▶ Exercise directions
In the entries that follow, find the word "Сазонов" and report each line it is on.

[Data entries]
Content starts
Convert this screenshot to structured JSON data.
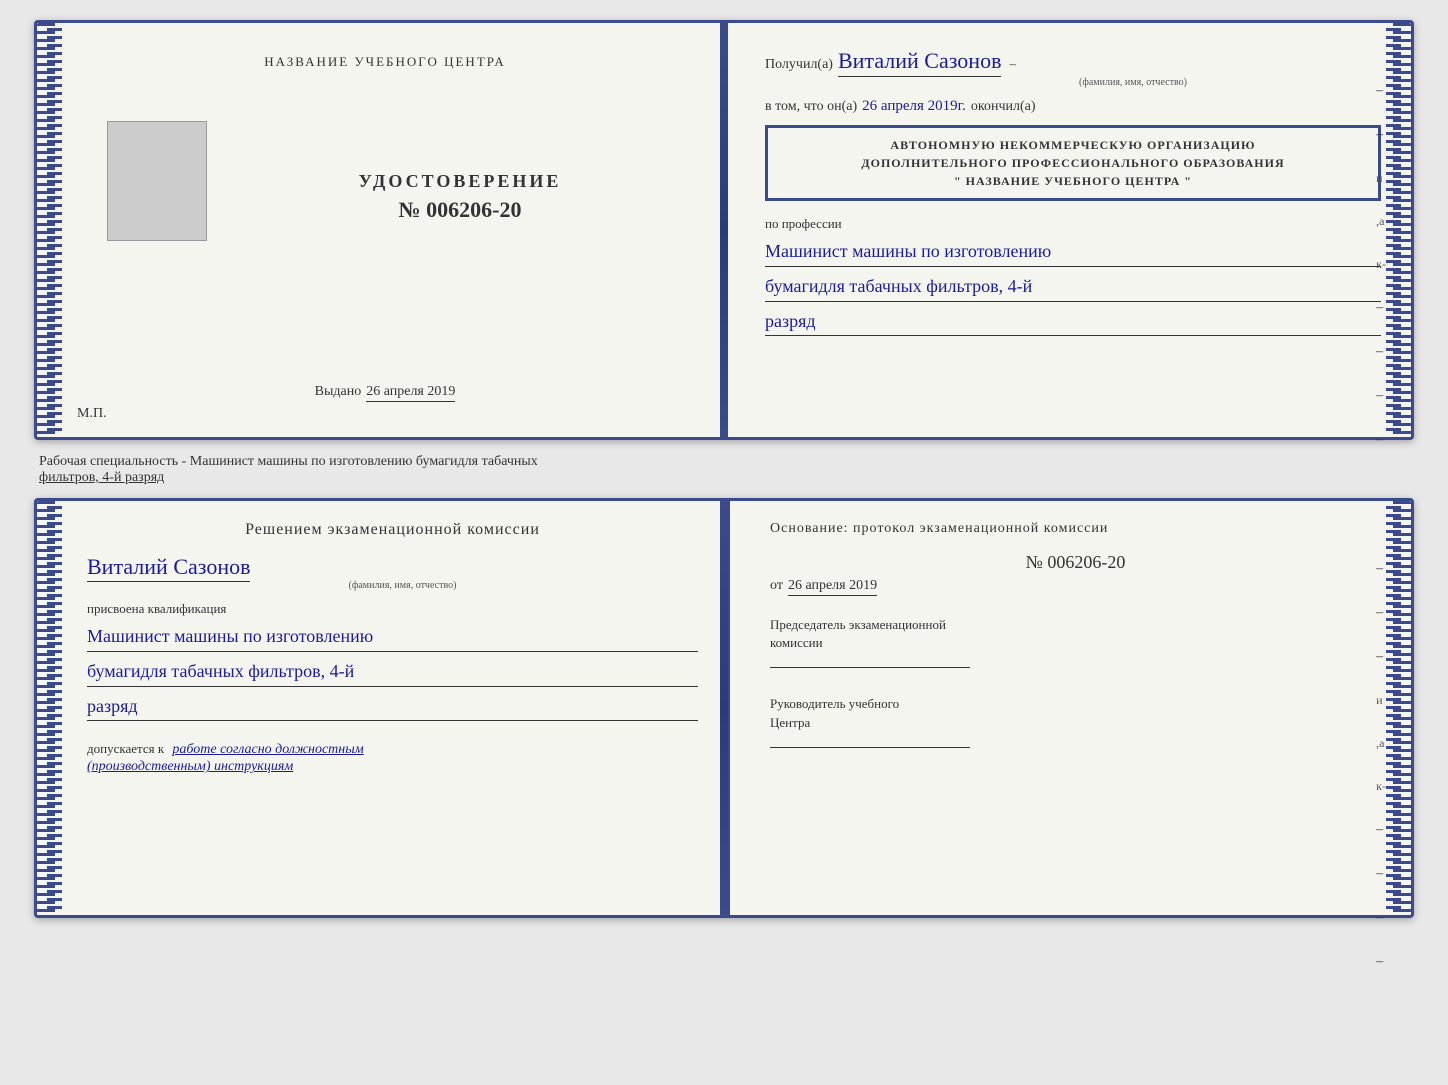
{
  "document": {
    "top": {
      "left": {
        "training_center_label": "НАЗВАНИЕ УЧЕБНОГО ЦЕНТРА",
        "certificate_title": "УДОСТОВЕРЕНИЕ",
        "certificate_number": "№ 006206-20",
        "issued_label": "Выдано",
        "issued_date": "26 апреля 2019",
        "mp_label": "М.П."
      },
      "right": {
        "received_label": "Получил(а)",
        "recipient_name": "Виталий Сазонов",
        "fio_hint": "(фамилия, имя, отчество)",
        "in_that_label": "в том, что он(а)",
        "date_label": "26 апреля 2019г.",
        "finished_label": "окончил(а)",
        "stamp_line1": "АВТОНОМНУЮ НЕКОММЕРЧЕСКУЮ ОРГАНИЗАЦИЮ",
        "stamp_line2": "ДОПОЛНИТЕЛЬНОГО ПРОФЕССИОНАЛЬНОГО ОБРАЗОВАНИЯ",
        "stamp_line3": "\" НАЗВАНИЕ УЧЕБНОГО ЦЕНТРА \"",
        "profession_label": "по профессии",
        "profession_handwritten_1": "Машинист машины по изготовлению",
        "profession_handwritten_2": "бумагидля табачных фильтров, 4-й",
        "profession_handwritten_3": "разряд"
      }
    },
    "separator": {
      "text_normal": "Рабочая специальность - Машинист машины по изготовлению бумагидля табачных",
      "text_underlined": "фильтров, 4-й разряд"
    },
    "bottom": {
      "left": {
        "commission_title": "Решением экзаменационной комиссии",
        "name_handwritten": "Виталий Сазонов",
        "fio_hint": "(фамилия, имя, отчество)",
        "qualification_label": "присвоена квалификация",
        "qualification_1": "Машинист машины по изготовлению",
        "qualification_2": "бумагидля табачных фильтров, 4-й",
        "qualification_3": "разряд",
        "allowed_label": "допускается к",
        "allowed_handwritten": "работе согласно должностным",
        "allowed_handwritten_2": "(производственным) инструкциям"
      },
      "right": {
        "basis_label": "Основание: протокол экзаменационной комиссии",
        "protocol_number": "№  006206-20",
        "date_from_label": "от",
        "date_from_value": "26 апреля 2019",
        "chairman_label": "Председатель экзаменационной",
        "chairman_label2": "комиссии",
        "director_label": "Руководитель учебного",
        "director_label2": "Центра"
      }
    }
  }
}
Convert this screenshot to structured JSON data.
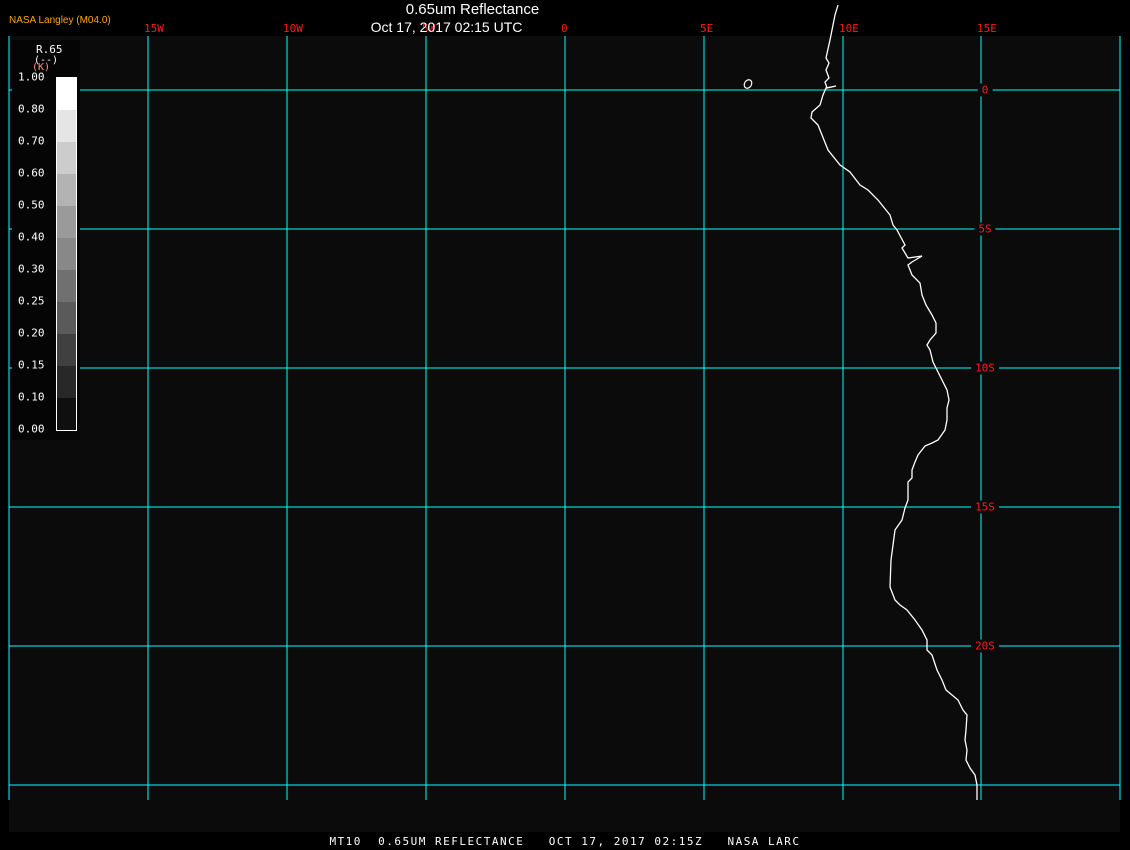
{
  "header": {
    "title": "0.65um Reflectance",
    "subtitle": "Oct 17, 2017 02:15 UTC",
    "producer": "NASA Langley (M04.0)"
  },
  "footer": {
    "text": "MT10  0.65UM REFLECTANCE   OCT 17, 2017 02:15Z   NASA LARC"
  },
  "map": {
    "background": "#0b0b0b",
    "grid_color": "#00ffff",
    "coastline_color": "#ffffff",
    "label_color": "#ff1a1a",
    "lon_labels": [
      "15W",
      "10W",
      "5W",
      "0",
      "5E",
      "10E",
      "15E"
    ],
    "lat_labels": [
      "0",
      "5S",
      "10S",
      "15S",
      "20S"
    ]
  },
  "colorbar": {
    "name": "R.65",
    "unit": "(--)",
    "unit2": "(K)",
    "labels": [
      "1.00",
      "0.80",
      "0.70",
      "0.60",
      "0.50",
      "0.40",
      "0.30",
      "0.25",
      "0.20",
      "0.15",
      "0.10",
      "0.00"
    ],
    "colors": [
      "#ffffff",
      "#e5e5e5",
      "#cccccc",
      "#b3b3b3",
      "#9a9a9a",
      "#888888",
      "#707070",
      "#5a5a5a",
      "#404040",
      "#282828",
      "#0f0f0f"
    ]
  }
}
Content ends
▶ Response to this exercise
        "recipient_name": "Виталий Сазонов",
        "name_handwritten": "Виталий Сазонов",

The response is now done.